Archive for March, 2005

Syndicate with Syndic8

Monday, March 28th, 2005 is one of the high-quality blog syndicator. Blogs go in, news feeds go out.

Or, as Syndic8 tells its own story, Syndi8 is:

  • A community-driven effort to gather syndicated news headlines…
  • A readable master list of syndicated news content…
  • An XML list of syndicated news content…
  • Quality of server measurement of all feeds, with statistics and history…
  • Complete statistics on every aspect of the site’s content…
  • Reviews and pointers to syndicated tools and sites…
  • A very complete set of web services…
  • A plan to evangelize sites to syndicate their content…
  • A categorization system which uses existing schemes such as DMOZ
  • Articles and tutorials on syndication…

Syndic8 comes in both free and paid versions. Today we’re going to free route.

Start at “Add:”
Add a feed to Syndic8

Enter the URL of the Atom or RSS feed.
For help creating an Atom feed from a blog, see Creating a feed using

Our url is:
Here’s the feed we’re going to enter:

After Syndic8 reads the xml file it presents you with a summary of your blog and a checkbox for you to check. Check the box and submit.

That’s it. The rest is up to Syndic8′s polling mechanism and its staff of human volunteers who weed out content from the bad guys.

Creating a feed using

Monday, March 28th, 2005

I’m using Google’s to create this content. Blogger is an excellent tool. The editor is elegantly easy.

Blogger outputs Atom format xml. The only consequence of Atom over RSS format is whether the aggregators will read it. Since Google is the Gorilla and the Gorilla speaks Atom, we shouldn’t run into any problems sending our feeds to the syndicators. But if we do, I’ll be sure to document the alternative here (the alternative is to create an RSS xml file).

To create the atom feed in, go to Settings / Site Feed.
Publish Site Feed: Yes

Descriptions: Full or Short: (“Select Full to syndicate the full content of your post. Select Short if you only wish to syndicate the first paragraph, or approximately 255 characters, whichever is shorter.”)

Site Feed Server Path: enter the physical path on your ftp server where Blogger will put your atom file, e.g., /root path/your web server path/your blog path/

Site Feed Filename: atom.xml (or anything you want .xml)

Site Feed URL: Enter the http:// address of the atom.xml file. This will correspond to wherever the Site Feed Server Path serves up its HTML, e.g.,

Save the settings and publish the atom.xml file.
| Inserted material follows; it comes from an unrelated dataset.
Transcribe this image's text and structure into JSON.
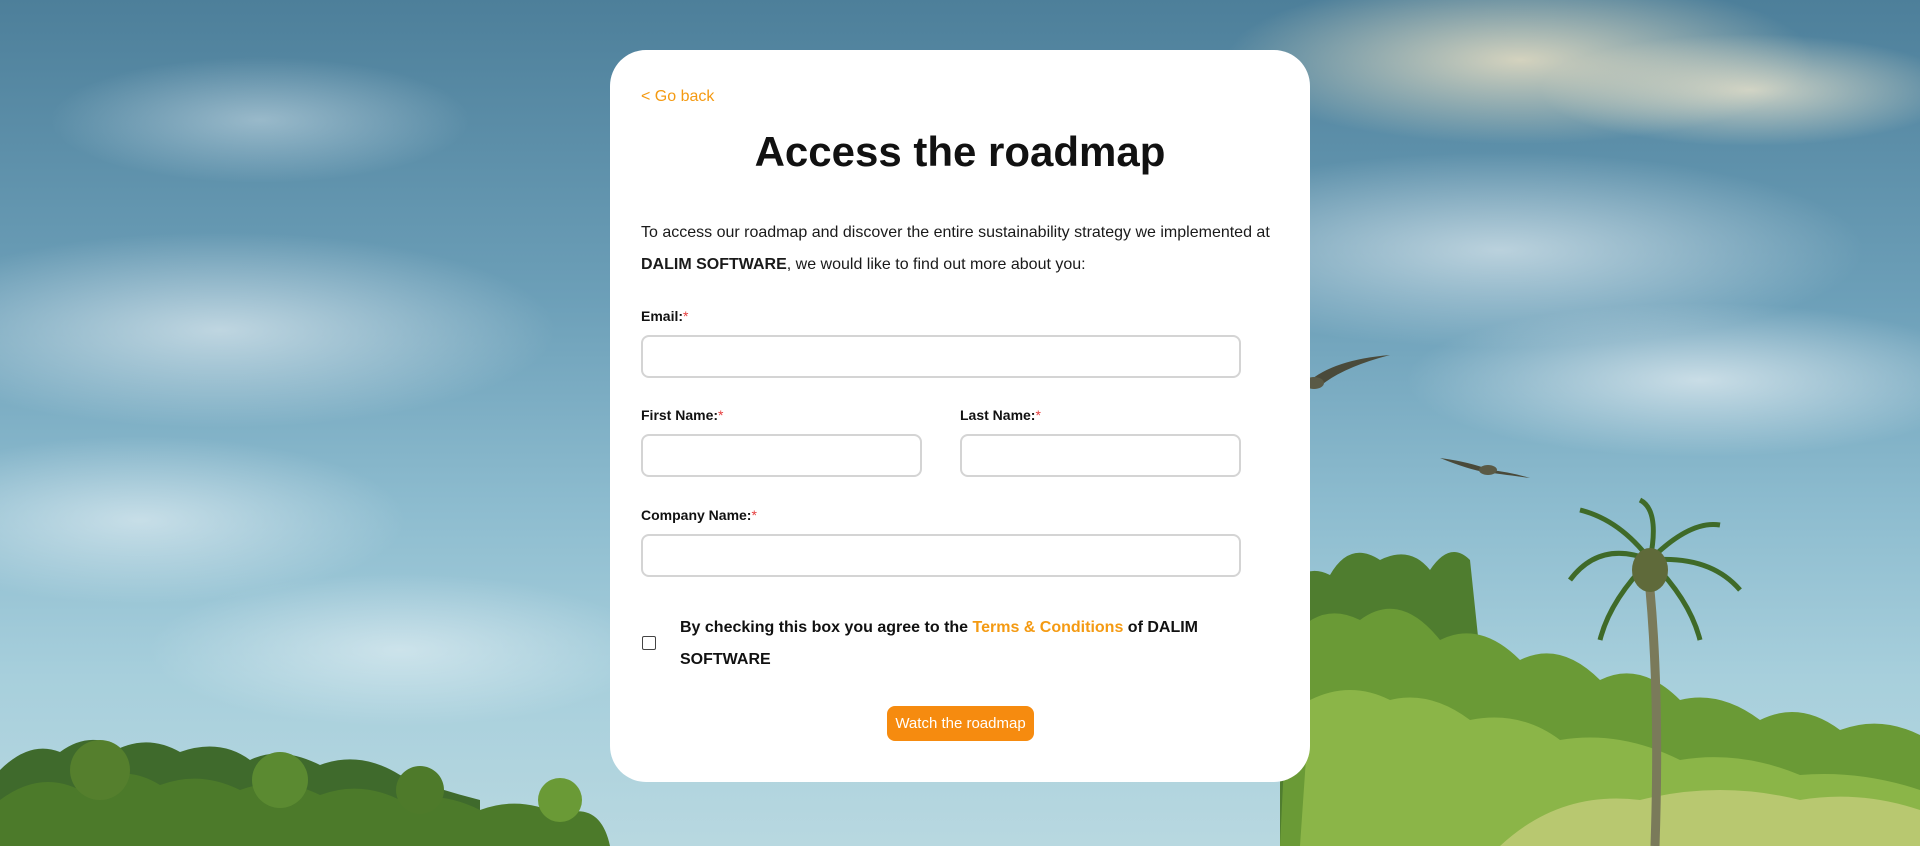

Once created, we will use this file to syndicate our blog.

Syndication and Aggregation

Monday, March 28th, 2005

If you blogged in a forest and no one was there to read it, I promise you, your blog would make no noise.

e-marketing is about grabbing the target market consumers by their interests and reeling them right to your site. You’re writing a blog with lots of relevant content, and now you need to be found.

As a publisher, you syndicate or publish your blog content. As readers, your target market subscribes to your content. The Man In the Middle is The Aggregator, the service that accepts what you publish and sends it to those who want to read it.

  • You blog
  • Your bloging tool creates an xml version of your blog (called RSS or Atom)
  • You give the address of that xml to an aggregator (a service that gathers blogs)
  • The aggregator makes your blog available to subscribers. They call this a feed.
  • People interested in the content you write about subscribe to your feed.
  • The aggregator syndicates (publishes) the feed to the subscriber

Don’t worry if your eyes glaze at the thought of finding out how to do each of these steps. target=”_blank”>Bogart Computing offers RSS Syndication of your content as part of an overall effort to boost your site’s exposure to your target market.

RSS Distributes Your Content

Monday, March 28th, 2005

RSS sometimes stands for “Really Simple Syndication.” That’s it. I’m not going to give you any more technical details about RSS. Every article I’ve ever read about RSS is like asking for the time and getting the history of Switzerland. The history of RSS is boring. RSS: It syndicates in a really simple way, and that’s all you need to know about the technical aspects of RSS. What’s important is not how it works, but what it can do to increase web sales.

Get Out There
The difference between blogging and blogging with RSS is like the difference between putting a For Sale sign in your window and putting it in the newspaper. Blogging requires that the search engines find you. RSS announces your blog to the world. When the search engines index your site, they’ll see the sign in the window and index and blog. But when we use RSS to push your blog out to the world, we’ll feed the content to targeted readers who really care about what you have to say.

By converting the blog into RSS format and publishing its availability, interested readers can subscribe to your site’s feed. When you make an update from your computer, the subscribers receive the article on their computer.
One way to push content is through Feedster. As a publisher, we give Feedster the blog. Feedster breaks it down into its hyperlinks, keywords, topics, timeliness and relevancy buckets. Subscribers searching for your content will find your content, because you’re only competing against other blogs, not the 40 gabillion pages of the web.

Then, the beautiful part happens. Feedster shares its content with Yahoo, and now your blog makes your site that much more relevant to Yahoo users as well.